A Futuristic Look at the Food Industry In 2030
The Climate change, population growth and the increasing prevalence of lifestyle diseases such as heart disease, obesity and type 2 diabetes will create a growing demand for meals that offer specific health benefits for diners, the report said. The decline of shopping malls and brick-and-mortar retail will transform restaurants into social targets. Weather changes will drive up food costs and cause disruption to agriculture and food distribution systems, it said.
What you eat, how you eat and what information you receive about your body will have to change dramatically over the next decade. According to Oregon State University’s David Stone, the world is changing because humans and the environment are healthier than ever.
What analytics say about the future?
Some significant trends can be predicted based on an analysis of the future of the food system and the food sector in 2030. With a growing world population, there will be greater demand for food in 2030. The way the food industry looks at young people can help predict demand. People like to say that they want to eat less sugar, but they find it hard to choose healthy food that tastes better. Research continues to show that price and taste balance things like sugar reduction in buying decisions.
Just as important as the political and regulatory functions of food will be the increasing importance of new technologies in societal issues such as sustainability, health and fair trade. Another aspect of the core trend is real food and local food. Both sides of food history, both linked, will be emotional and sensory. We know that there is the technology needed to revolutionize the food system. The problem is that it has developed in silos with limited integration. The fact is that there is very little innovation in the industry, and recent cases suggest that food shortages and hunger will not be an issue in decades to come.
Food futurologists predict a resurgence of ancient fruits and vegetables. They predict that the way we procure apples and fresh produce will change dramatically. Storage will be less of an issue than it is today, as people move to cities.
What is expected to change in future?
Governments, investors, and innovative agricultural technologies must work together to address food challenges. The food and beverage industry will not be resilient in the face of extreme obstacles and increasing situations. However, it is essential to solve many of the global challenges we face, and by 2030 we will see many fruits of its labor.
At the same time, ageing populations and individualization will require greater differentiation. It is likely that commodity crops such as maize, wheat, sugar and oil will continue to support the global food system but will be processed in a manner that is better for our health. These include enrichment and biofuel enrichment (nutrients that feed into the biology and production of food) and a significant reformulation of current foods to have fewer calories and more nutrients.
Transportation of foods in future
While full integration of driverless vehicles will take more than a decade, the rumble of these driverless robots and delivery vehicles is already being heard in the hospitality industry. Domino’s Pizza tested a self-driving robotic delivery vehicle earlier this year in Houston and the chain is contemplating full integration of driverless technology in the near future, while Uber Eats tested a food delivery drone this summer in San Diego and announced a partnership with Volvo to power self-driving SUVs.

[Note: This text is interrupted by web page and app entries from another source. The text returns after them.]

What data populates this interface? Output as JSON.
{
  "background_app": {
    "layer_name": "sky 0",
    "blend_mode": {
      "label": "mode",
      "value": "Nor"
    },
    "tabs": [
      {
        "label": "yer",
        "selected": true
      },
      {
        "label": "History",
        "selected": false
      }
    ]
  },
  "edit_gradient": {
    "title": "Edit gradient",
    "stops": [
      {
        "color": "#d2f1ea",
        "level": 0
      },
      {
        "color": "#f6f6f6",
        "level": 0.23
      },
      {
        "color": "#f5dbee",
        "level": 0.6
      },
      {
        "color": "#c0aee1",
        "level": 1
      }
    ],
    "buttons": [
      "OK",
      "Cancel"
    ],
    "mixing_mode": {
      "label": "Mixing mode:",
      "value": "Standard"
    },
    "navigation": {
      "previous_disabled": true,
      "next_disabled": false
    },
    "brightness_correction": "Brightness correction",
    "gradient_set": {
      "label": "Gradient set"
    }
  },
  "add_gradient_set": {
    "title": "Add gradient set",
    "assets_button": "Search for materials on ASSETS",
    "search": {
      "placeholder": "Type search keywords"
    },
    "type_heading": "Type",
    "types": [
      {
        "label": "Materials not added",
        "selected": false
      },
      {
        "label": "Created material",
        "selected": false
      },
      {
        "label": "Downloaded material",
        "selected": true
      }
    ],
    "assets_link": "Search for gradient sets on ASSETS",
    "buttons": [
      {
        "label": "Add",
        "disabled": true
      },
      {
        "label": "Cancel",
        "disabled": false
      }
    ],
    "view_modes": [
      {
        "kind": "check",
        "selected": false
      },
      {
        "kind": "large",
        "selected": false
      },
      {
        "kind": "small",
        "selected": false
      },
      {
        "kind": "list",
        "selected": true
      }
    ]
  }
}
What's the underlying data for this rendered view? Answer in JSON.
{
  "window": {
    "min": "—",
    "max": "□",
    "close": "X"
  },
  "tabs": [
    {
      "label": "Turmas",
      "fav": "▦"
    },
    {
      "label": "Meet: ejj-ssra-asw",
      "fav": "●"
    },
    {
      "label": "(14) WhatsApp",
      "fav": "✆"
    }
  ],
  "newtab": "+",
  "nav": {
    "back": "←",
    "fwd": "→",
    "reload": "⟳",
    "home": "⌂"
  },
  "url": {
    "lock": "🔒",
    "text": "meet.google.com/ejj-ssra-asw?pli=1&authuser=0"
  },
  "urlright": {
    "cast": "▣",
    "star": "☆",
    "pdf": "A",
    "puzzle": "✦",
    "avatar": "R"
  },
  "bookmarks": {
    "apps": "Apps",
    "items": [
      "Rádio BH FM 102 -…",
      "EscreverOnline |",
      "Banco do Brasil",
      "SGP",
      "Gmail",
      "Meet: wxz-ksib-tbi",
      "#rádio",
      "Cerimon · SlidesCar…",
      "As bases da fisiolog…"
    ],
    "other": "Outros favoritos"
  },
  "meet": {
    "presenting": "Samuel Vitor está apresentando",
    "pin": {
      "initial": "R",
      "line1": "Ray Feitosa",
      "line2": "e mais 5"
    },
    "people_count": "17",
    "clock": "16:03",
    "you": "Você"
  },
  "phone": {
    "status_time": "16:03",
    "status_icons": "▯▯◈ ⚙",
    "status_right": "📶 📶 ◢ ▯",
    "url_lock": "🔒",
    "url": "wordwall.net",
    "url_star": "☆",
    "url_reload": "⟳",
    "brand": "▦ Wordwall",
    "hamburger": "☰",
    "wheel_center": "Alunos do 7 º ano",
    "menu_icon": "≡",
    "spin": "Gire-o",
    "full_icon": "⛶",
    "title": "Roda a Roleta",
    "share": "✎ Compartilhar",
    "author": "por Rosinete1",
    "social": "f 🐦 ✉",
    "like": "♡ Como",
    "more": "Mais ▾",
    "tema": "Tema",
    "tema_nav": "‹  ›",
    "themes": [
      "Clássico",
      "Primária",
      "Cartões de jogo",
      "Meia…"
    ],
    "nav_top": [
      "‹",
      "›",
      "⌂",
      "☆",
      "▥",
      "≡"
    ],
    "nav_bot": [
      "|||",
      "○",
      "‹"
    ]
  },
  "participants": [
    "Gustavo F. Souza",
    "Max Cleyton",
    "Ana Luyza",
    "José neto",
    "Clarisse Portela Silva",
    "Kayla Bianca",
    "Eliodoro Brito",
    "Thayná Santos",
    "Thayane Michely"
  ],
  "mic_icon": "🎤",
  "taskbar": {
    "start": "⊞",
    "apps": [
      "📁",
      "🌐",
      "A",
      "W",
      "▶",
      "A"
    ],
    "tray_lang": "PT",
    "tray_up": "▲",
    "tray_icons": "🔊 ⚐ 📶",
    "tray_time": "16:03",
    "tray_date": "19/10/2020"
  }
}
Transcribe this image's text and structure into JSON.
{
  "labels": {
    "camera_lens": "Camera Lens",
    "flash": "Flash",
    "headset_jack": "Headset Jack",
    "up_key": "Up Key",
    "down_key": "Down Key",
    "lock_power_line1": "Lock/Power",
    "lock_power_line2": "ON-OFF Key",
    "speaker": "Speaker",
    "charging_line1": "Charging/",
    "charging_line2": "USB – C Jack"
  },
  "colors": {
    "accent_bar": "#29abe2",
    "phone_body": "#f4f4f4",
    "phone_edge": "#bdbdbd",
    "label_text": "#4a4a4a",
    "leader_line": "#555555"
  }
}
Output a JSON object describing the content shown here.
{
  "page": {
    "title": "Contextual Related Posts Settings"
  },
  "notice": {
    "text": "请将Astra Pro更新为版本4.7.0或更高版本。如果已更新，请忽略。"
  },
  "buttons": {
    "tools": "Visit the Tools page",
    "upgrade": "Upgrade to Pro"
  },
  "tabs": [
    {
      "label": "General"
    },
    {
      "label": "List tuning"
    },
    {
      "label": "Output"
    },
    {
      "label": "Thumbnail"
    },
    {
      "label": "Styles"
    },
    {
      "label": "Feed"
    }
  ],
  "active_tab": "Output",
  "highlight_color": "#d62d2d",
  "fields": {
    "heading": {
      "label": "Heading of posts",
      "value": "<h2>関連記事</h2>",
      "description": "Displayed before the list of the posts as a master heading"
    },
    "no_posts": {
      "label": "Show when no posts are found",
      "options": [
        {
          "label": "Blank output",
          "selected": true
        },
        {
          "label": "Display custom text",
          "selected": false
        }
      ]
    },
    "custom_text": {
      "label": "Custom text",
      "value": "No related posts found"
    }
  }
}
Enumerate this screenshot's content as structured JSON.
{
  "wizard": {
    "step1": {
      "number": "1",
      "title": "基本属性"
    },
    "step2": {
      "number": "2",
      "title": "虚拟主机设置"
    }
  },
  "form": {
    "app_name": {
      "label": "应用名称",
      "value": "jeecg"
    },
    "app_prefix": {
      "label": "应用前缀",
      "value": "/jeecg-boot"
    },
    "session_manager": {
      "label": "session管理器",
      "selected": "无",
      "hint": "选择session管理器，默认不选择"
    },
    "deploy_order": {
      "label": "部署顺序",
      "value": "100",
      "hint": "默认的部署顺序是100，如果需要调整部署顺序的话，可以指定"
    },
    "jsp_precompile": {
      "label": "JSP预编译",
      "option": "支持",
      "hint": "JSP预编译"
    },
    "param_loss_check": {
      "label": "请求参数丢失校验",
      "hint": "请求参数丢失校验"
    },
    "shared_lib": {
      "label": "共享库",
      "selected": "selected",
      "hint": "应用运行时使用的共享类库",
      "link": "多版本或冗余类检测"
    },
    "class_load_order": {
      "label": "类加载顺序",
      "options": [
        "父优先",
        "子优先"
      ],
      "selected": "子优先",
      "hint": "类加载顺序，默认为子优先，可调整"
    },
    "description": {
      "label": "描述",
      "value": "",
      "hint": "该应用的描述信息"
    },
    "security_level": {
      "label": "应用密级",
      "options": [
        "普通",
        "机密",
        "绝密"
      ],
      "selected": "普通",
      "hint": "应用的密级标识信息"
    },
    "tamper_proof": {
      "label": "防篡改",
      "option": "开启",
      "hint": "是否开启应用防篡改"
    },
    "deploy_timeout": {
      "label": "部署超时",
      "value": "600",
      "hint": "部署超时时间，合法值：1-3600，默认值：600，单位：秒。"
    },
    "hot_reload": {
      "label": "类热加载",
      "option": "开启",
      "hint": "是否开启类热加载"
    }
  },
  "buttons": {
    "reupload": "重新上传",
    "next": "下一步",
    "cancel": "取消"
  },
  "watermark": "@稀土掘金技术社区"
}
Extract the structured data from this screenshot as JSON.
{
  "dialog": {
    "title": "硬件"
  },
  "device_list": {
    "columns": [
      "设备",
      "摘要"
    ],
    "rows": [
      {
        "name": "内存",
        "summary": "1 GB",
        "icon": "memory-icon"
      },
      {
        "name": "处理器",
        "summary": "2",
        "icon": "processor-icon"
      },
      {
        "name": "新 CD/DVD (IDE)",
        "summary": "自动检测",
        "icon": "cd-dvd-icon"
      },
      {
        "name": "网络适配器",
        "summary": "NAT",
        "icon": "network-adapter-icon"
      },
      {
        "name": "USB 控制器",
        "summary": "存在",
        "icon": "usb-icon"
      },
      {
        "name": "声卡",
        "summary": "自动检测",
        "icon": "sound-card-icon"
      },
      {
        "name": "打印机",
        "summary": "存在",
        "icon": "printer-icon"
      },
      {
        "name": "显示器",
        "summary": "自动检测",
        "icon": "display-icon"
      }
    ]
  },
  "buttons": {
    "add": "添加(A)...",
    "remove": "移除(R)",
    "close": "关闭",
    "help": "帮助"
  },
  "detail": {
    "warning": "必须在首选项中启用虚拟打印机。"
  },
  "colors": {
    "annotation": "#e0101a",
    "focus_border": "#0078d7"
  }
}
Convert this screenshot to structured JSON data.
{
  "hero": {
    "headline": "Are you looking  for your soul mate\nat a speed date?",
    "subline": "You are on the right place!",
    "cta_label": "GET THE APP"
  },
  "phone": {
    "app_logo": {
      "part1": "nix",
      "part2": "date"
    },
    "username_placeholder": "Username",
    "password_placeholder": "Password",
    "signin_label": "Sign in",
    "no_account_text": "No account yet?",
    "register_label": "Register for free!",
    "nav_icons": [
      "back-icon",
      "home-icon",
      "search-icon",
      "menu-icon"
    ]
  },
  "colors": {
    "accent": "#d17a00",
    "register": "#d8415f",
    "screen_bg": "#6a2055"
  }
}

In ten years’ time, the last stage of your food journey will be autonomous delivery. Autonomous vehicles will change the way people get their food, where they eat and where they all go.
This article does not necessarily reflect the opinions of the editors or the management of EconoTimes